The Hague conventions of the early 20th century that established laws of war drew a sharp distinction between military and civilian personnel. Civilian noncombat-ants were not legitimate targets; they were to be protected, if at all possible. These laws remained recognized, though aerial bombardment made them much more difficult to enforce.After World War II, when undeclared wars became more common, the international community moved to apply these laws "where there is armed conflict between two or more contracting parties, even if a state of war is not recognized."
The rules of international humanitarian law require parties of a conflict to distinguish at all times "between the civilian population and combatants in order to spare the civilian population and property."
Those waging today's wars are ignorant of or indifferent to these fundamental international principles.
Serbs and Muslims fighting in Bosnia turn their guns on the helpless populations of cities and on the U.N. convoys that would bring them aid. Snipers brag to the press that they have killed an enemy, drawing no distinctions between an adversary with a gun and a woman standing in a bread line.
In the confused circumstances of these conflicts, it is difficult, if not impossible, to assess responsibility for individual acts of violence against civilians. The fact remains that the leaders, intense in the pursuit of their narrow objectives, appear to the outside world to be indifferent to the suffering they cause.
In many cases, those responsible lead local factions who recognize no law. But, even in cases such as Yugoslavia, still a recognized nation and presumed signatory to international conventions, the world seems helpless to hold the government accountable for that suffering.
A further part of the tragedy is that those who have inflicted the suffering may not, themselves, pay a penalty.
Attempts to assess responsibility for civilian mistreatment may alienate the very leaders who must negotiate the peace. One need only look to Cambodia where, despite the slaughter of millions by the former Pol Pot regime, peace seems possible only if the Khmer Rouge is part of the solution.

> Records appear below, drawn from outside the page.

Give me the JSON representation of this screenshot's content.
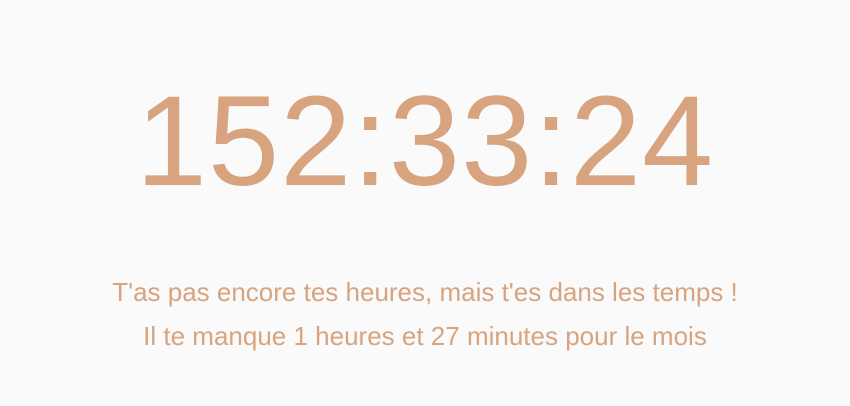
{
  "counter": {
    "elapsed_time": "152:33:24"
  },
  "status": {
    "line1": "T'as pas encore tes heures, mais t'es dans les temps !",
    "line2": "Il te manque 1 heures et 27 minutes pour le mois"
  },
  "colors": {
    "background": "#fafafa",
    "accent": "#d7a47f"
  }
}
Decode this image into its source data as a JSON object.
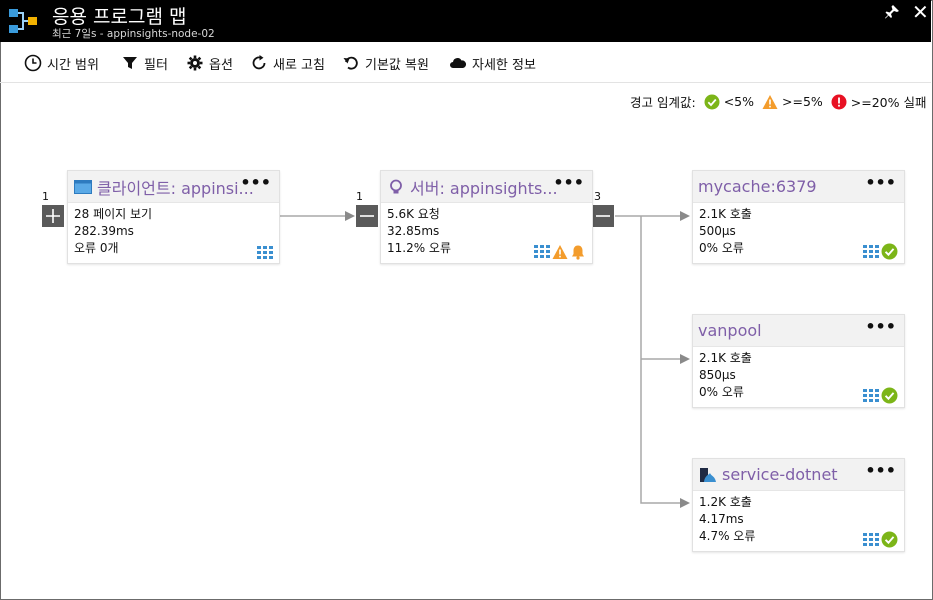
{
  "header": {
    "title": "응용 프로그램 맵",
    "subtitle": "최근 7일s - appinsights-node-02"
  },
  "toolbar": {
    "time_range": "시간 범위",
    "filter": "필터",
    "options": "옵션",
    "refresh": "새로 고침",
    "restore_defaults": "기본값 복원",
    "details": "자세한 정보"
  },
  "legend": {
    "label": "경고 임계값:",
    "ok": "<5%",
    "warn": ">=5%",
    "fail": ">=20% 실패",
    "colors": {
      "ok": "#7cb518",
      "warn": "#f39c2c",
      "fail": "#e81123"
    }
  },
  "nodes": {
    "client": {
      "count": "1",
      "title": "클라이언트: appinsi...",
      "line1": "28 페이지 보기",
      "line2": "282.39ms",
      "line3": "오류 0개",
      "icon": "browser-window-icon"
    },
    "server": {
      "count": "1",
      "title": "서버: appinsights...",
      "line1": "5.6K 요청",
      "line2": "32.85ms",
      "line3": "11.2% 오류",
      "icon": "lightbulb-icon",
      "dep_count": "3"
    },
    "mycache": {
      "title": "mycache:6379",
      "line1": "2.1K 호출",
      "line2": "500µs",
      "line3": "0% 오류"
    },
    "vanpool": {
      "title": "vanpool",
      "line1": "2.1K 호출",
      "line2": "850µs",
      "line3": "0% 오류"
    },
    "dotnet": {
      "title": "service-dotnet",
      "line1": "1.2K 호출",
      "line2": "4.17ms",
      "line3": "4.7% 오류",
      "icon": "service-app-icon"
    }
  },
  "colors": {
    "title_purple": "#7f5fa8",
    "grid_blue": "#3a8fd0",
    "toggle_gray": "#5a5a5a"
  }
}
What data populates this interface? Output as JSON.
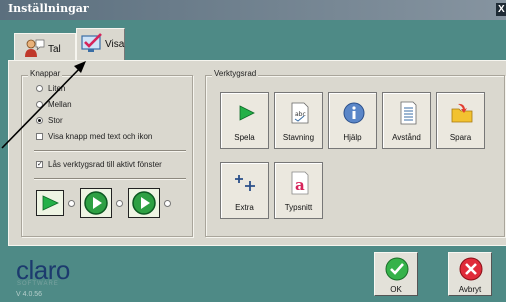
{
  "window": {
    "title": "Inställningar",
    "close_glyph": "X"
  },
  "tabs": [
    {
      "label": "Tal",
      "icon": "speaker-person-icon"
    },
    {
      "label": "Visa",
      "icon": "monitor-check-icon"
    }
  ],
  "knappar": {
    "title": "Knappar",
    "size_options": [
      {
        "label": "Liten",
        "selected": false
      },
      {
        "label": "Mellan",
        "selected": false
      },
      {
        "label": "Stor",
        "selected": true
      }
    ],
    "show_text_icon": {
      "label": "Visa knapp med text och ikon",
      "checked": false
    },
    "lock_toolbar": {
      "label": "Lås verktygsrad till aktivt fönster",
      "checked": true
    }
  },
  "verktygsrad": {
    "title": "Verktygsrad",
    "tools": [
      {
        "label": "Spela",
        "icon": "play-icon"
      },
      {
        "label": "Stavning",
        "icon": "spellcheck-icon"
      },
      {
        "label": "Hjälp",
        "icon": "info-icon"
      },
      {
        "label": "Avstånd",
        "icon": "document-spacing-icon"
      },
      {
        "label": "Spara",
        "icon": "save-folder-icon"
      },
      {
        "label": "Extra",
        "icon": "plus-extra-icon"
      },
      {
        "label": "Typsnitt",
        "icon": "font-icon"
      }
    ]
  },
  "footer": {
    "logo": "claro",
    "logo_sub": "SOFTWARE",
    "version": "V 4.0.56",
    "ok_label": "OK",
    "cancel_label": "Avbryt"
  },
  "colors": {
    "accent_green": "#2ea043",
    "background_teal": "#4e8a86",
    "panel_grey": "#dad8cf"
  }
}
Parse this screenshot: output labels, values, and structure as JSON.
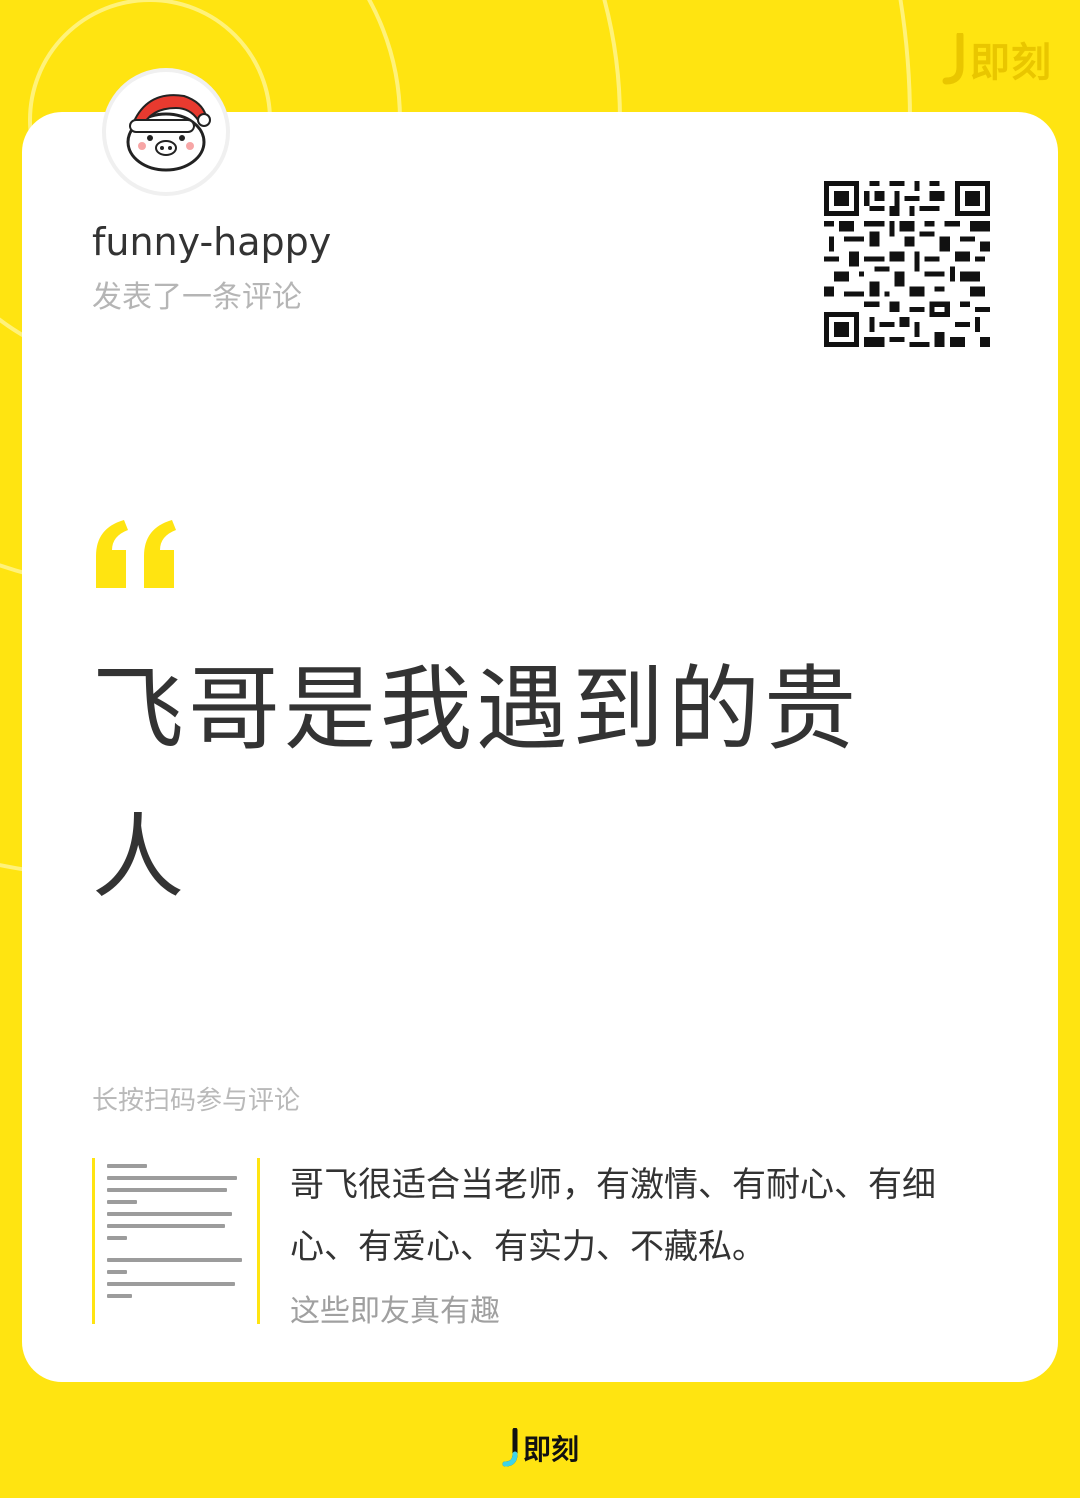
{
  "brand": {
    "name": "即刻",
    "accent_color": "#FFE411",
    "logo_icon": "jike-j-icon"
  },
  "post": {
    "username": "funny-happy",
    "action": "发表了一条评论",
    "avatar_icon": "pig-santa-hat-avatar-icon",
    "quote_icon": "quote-mark-icon",
    "headline": "飞哥是我遇到的贵人",
    "qr_icon": "qr-code-icon"
  },
  "footer": {
    "hint": "长按扫码参与评论",
    "excerpt": "哥飞很适合当老师，有激情、有耐心、有细心、有爱心、有实力、不藏私。",
    "topic": "这些即友真有趣",
    "thumbnail_icon": "post-screenshot-thumbnail"
  }
}
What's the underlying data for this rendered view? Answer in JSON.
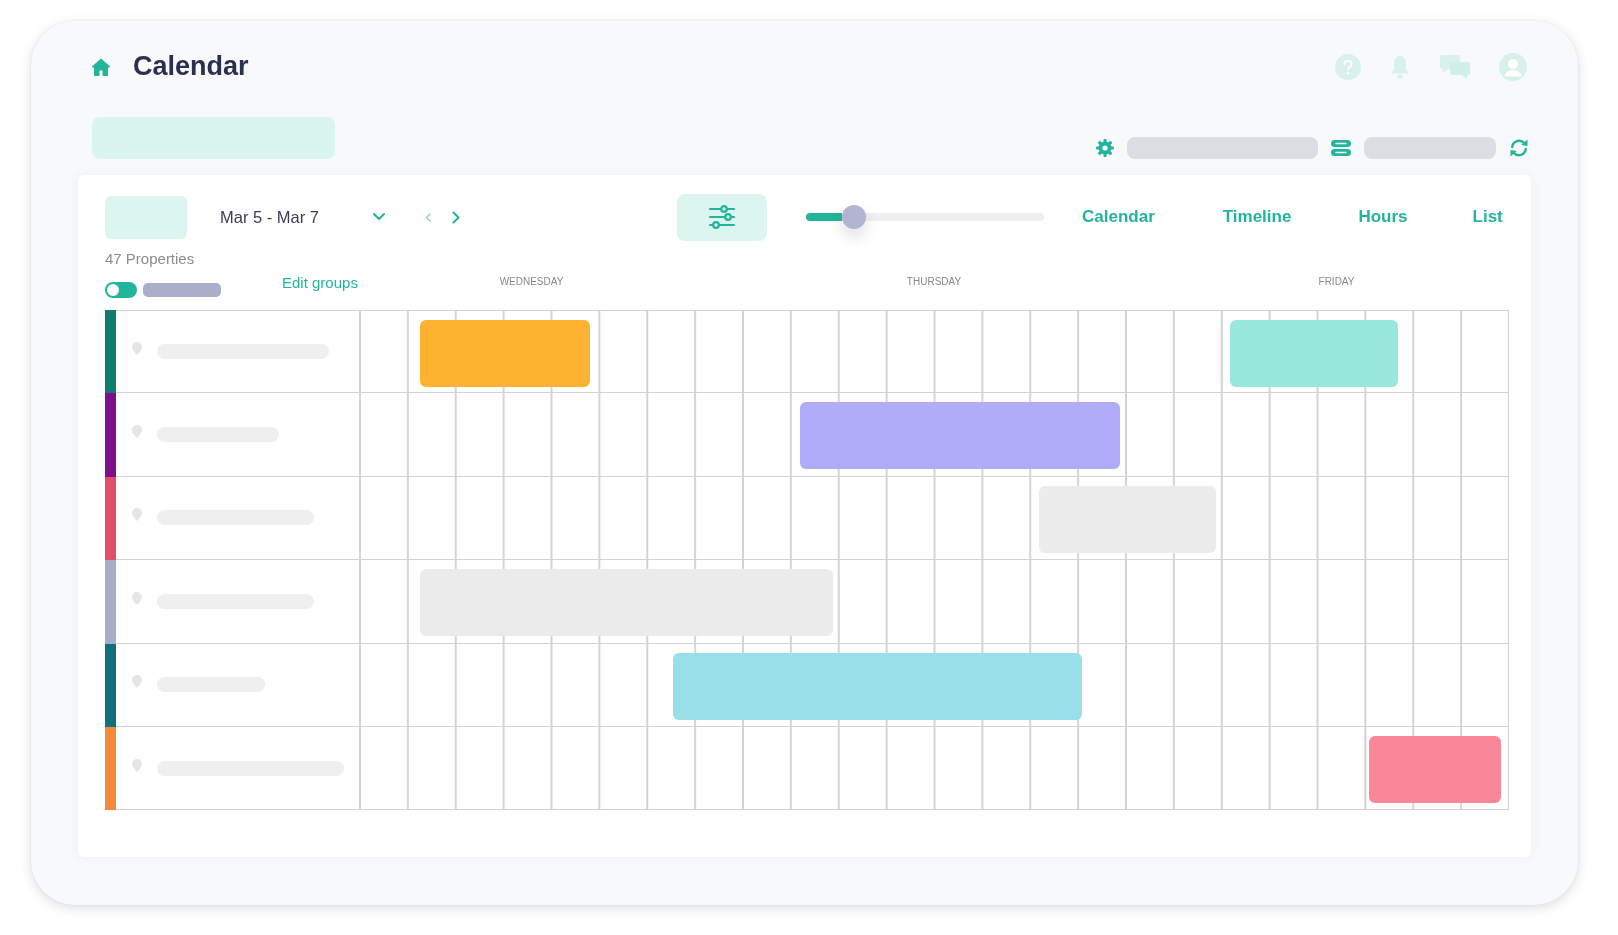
{
  "header": {
    "title": "Calendar"
  },
  "toolbar": {
    "date_range": "Mar 5 - Mar 7",
    "date_nav": [
      {
        "kind": "previous",
        "disabled": true
      },
      {
        "kind": "next",
        "disabled": false
      }
    ],
    "zoom_slider": {
      "level": 0.2
    },
    "views": [
      {
        "label": "Calendar"
      },
      {
        "label": "Timeline"
      },
      {
        "label": "Hours"
      },
      {
        "label": "List"
      }
    ]
  },
  "groups": {
    "count": "47 Properties",
    "toggle": {
      "on": false
    },
    "edit_link": "Edit groups"
  },
  "days": [
    "WEDNESDAY",
    "THURSDAY",
    "FRIDAY"
  ],
  "rows": [
    {
      "color": "#0f7d6b",
      "events": [
        {
          "color": "#fdb32f"
        },
        {
          "color": "#98e8dd"
        }
      ]
    },
    {
      "color": "#7d1088",
      "events": [
        {
          "color": "#b1acf8"
        }
      ]
    },
    {
      "color": "#e04e6b",
      "events": [
        {
          "color": "#ececec"
        }
      ]
    },
    {
      "color": "#aaabcb",
      "events": [
        {
          "color": "#ebebeb"
        }
      ]
    },
    {
      "color": "#0f6f7b",
      "events": [
        {
          "color": "#98dfea"
        }
      ]
    },
    {
      "color": "#f5883b",
      "events": [
        {
          "color": "#f88898"
        }
      ]
    }
  ]
}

Very little save the anger of their own populations will make these leaders responsible for the human disasters they have caused. Pol Pot still lives comfortably somewhere near the Thai border.
Once hostilities end, the likelihood is that the leaders, whether in Belgrade or Mogadishu, will still be around and will escape any real accounting for the carnage and starvation they have caused.
It would be naive to think that, in the present circumstances, reminders to the combatants of an international agreement to protect civilians would end the tragedies. The possibility exists, however, that, over time, it would place greater opprobrium than now exists on those who remain callously indifferent to the suffering of innocent victims.